Suddenly it feels like summer is over. There's still a month left before school starts, of course, but the final stretch is previewing in my head in fast motion. There are school supplies and shoes to buy, dental appointments, and emotions of anxious kids to calm. Oh -- and the minor matter (!) of where Little Guy will get educated.
I've always thought it odd that time can feel condensed or rushed or slow and yet tick along systematically. When I was young, I thought this made clock-time peevishly deceptive. Somewhere in my mid-20s I got annoyed enough at clock-time that I decided not to structure my life around it. (It's possible this choice was influenced by a story I read when I was about 12, in which a boy in WWII trained himself to wake up at whatever time he needed to be up. I thought that was very cool.)
So back in the days when people wore watches, I didn't. I didn't want to strap my life to a timepiece. I did keep a clock on my desk so I wasn't late for meetings, but I rarely looked at it. Instead I became very, very good at sensing how much time had elapsed. I found that not-thinking about the tick-tock gave me greater concentration and creativity.
Somewhere I learned that the Greeks had two distinct words for time: chronos and kairos. Chronos is the chronological, measurable stuff. Kairos is the outside-of-time time we enter when we call up a memory that is as rich and real as the event itself. If you fall into a reverie and re-experience what it was like to hold your baby for the first time, or are practically there in the warm kitchen eating cookies with your grandmother, you're probably closer to kairos than chronos. You're remembering in the sense of re-membering, re-uniting. And it's real. It's more than just a story stored in your data banks: it's as if you've re-entered a time outside of time.

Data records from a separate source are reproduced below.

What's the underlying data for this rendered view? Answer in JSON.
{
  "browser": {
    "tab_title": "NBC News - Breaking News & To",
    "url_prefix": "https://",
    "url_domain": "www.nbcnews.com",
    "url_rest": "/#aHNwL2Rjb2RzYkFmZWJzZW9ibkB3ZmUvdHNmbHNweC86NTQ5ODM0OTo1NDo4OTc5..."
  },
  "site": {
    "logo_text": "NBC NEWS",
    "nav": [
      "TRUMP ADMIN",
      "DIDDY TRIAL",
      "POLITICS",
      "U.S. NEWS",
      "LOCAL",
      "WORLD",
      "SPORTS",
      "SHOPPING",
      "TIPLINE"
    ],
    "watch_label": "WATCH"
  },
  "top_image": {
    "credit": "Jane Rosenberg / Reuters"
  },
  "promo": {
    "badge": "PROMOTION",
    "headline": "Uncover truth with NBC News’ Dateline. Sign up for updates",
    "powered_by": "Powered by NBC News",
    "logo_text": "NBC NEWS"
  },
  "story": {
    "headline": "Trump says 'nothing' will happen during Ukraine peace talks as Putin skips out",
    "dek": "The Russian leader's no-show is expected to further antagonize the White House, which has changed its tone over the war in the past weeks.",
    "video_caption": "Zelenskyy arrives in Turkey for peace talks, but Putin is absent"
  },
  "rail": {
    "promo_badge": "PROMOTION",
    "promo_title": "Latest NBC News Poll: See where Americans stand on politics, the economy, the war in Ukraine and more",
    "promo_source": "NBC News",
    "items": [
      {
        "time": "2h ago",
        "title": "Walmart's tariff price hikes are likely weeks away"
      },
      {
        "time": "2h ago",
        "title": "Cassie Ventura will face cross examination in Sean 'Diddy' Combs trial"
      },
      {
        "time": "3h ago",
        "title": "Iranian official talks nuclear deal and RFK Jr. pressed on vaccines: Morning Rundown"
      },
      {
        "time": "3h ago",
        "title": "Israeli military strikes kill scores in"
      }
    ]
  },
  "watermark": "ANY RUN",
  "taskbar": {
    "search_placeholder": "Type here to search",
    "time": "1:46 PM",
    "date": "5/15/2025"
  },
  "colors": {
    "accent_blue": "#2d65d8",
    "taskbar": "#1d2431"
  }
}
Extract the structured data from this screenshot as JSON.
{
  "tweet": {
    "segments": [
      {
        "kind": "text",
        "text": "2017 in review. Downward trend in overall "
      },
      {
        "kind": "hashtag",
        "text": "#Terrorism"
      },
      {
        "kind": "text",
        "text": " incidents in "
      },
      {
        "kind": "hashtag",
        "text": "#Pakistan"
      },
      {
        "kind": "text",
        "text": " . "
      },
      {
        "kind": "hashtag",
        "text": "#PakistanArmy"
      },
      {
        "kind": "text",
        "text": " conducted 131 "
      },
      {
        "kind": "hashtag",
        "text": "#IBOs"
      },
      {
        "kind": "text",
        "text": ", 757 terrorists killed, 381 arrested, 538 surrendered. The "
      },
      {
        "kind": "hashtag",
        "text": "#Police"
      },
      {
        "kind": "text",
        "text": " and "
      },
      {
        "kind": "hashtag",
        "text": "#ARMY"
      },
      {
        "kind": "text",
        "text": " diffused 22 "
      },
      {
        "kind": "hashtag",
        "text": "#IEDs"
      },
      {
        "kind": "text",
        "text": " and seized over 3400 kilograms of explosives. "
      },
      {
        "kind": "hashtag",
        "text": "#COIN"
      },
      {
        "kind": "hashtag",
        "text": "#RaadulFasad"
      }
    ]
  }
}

In theology, kairos means the time in which God acts. It's the intersection of the temporal and eternal. I like that. I like it a lot.
But I still have to make another trip to Staples for school supplies.